---------- DATASET EXTRACT ----------

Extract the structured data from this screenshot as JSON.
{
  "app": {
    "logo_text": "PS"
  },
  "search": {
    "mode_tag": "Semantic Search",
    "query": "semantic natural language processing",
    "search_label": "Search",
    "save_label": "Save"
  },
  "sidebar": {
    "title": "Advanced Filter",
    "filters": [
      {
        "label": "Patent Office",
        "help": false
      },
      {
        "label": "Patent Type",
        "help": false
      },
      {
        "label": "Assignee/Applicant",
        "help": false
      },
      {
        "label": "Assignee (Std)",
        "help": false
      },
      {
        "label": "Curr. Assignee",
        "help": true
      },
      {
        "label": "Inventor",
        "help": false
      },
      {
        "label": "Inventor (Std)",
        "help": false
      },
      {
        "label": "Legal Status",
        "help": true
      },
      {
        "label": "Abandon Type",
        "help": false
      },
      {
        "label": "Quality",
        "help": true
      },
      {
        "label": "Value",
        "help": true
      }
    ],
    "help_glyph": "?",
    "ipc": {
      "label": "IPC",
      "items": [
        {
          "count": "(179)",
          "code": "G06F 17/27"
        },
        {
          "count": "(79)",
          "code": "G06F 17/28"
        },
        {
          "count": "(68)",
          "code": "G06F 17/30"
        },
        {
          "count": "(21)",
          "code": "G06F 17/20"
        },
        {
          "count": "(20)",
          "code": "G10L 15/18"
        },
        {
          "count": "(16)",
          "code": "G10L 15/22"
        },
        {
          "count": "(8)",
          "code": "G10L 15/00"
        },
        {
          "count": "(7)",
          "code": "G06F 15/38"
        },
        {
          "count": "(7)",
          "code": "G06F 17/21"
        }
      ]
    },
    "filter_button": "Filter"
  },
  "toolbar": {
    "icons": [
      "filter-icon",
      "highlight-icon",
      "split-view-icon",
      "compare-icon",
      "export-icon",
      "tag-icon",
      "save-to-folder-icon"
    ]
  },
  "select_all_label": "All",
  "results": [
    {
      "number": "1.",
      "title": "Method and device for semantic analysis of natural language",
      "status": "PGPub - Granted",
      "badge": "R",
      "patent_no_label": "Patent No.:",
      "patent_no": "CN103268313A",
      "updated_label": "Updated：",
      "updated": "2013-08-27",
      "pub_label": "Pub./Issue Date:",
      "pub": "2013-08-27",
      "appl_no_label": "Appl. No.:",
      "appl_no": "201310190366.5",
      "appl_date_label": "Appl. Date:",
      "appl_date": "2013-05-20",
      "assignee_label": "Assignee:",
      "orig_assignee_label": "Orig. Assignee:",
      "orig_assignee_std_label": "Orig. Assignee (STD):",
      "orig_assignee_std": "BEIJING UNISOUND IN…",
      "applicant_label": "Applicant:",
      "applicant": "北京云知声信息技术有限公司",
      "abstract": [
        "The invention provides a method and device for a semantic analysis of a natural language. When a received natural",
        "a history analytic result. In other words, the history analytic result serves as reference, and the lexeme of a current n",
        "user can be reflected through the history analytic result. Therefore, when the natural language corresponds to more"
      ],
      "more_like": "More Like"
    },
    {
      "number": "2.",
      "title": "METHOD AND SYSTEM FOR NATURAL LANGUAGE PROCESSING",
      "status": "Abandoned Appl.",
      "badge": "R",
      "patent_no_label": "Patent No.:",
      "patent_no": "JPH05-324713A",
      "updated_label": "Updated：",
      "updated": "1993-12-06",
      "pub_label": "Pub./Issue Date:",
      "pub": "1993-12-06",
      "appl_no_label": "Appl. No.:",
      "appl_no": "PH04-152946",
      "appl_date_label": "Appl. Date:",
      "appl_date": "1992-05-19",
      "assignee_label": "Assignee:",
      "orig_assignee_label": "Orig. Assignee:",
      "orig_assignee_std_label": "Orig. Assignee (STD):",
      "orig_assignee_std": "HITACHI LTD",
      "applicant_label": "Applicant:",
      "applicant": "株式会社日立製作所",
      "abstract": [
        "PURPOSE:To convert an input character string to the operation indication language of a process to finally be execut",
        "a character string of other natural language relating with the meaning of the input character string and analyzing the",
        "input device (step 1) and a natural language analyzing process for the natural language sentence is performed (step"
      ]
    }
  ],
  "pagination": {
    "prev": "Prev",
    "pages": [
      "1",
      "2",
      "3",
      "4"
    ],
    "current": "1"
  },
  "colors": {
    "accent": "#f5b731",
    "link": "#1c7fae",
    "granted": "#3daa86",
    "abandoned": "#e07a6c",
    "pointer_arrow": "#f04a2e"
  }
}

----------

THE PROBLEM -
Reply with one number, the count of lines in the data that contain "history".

ANSWER SPACE -
2